### Task instructions
Find how many lines of the records hold the string "date" and reply with only that total.

### Data records for software interfaces
#####

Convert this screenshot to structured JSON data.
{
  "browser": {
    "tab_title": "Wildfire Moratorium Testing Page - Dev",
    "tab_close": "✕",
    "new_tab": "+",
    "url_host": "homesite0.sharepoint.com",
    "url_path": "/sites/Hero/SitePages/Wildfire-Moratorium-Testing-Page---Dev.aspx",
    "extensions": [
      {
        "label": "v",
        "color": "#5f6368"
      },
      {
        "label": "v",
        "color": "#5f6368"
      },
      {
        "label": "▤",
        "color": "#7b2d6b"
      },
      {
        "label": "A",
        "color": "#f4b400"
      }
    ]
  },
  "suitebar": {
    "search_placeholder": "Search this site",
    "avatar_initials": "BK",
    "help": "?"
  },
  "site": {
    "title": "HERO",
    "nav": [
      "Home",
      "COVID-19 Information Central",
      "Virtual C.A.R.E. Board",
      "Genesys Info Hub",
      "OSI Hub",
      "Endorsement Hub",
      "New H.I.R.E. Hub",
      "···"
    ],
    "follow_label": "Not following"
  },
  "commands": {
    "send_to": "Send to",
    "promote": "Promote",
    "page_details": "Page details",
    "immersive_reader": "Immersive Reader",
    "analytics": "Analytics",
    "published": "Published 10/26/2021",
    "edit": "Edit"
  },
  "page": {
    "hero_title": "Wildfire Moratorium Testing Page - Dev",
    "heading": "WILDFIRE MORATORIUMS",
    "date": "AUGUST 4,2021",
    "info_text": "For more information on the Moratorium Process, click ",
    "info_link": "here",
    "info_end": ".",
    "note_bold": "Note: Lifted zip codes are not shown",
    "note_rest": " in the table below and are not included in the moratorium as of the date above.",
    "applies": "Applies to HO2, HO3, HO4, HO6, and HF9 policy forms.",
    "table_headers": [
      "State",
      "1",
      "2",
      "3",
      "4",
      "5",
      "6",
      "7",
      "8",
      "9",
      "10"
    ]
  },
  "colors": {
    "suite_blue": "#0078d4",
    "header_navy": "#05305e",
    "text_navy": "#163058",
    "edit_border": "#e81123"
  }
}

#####

### Output below
2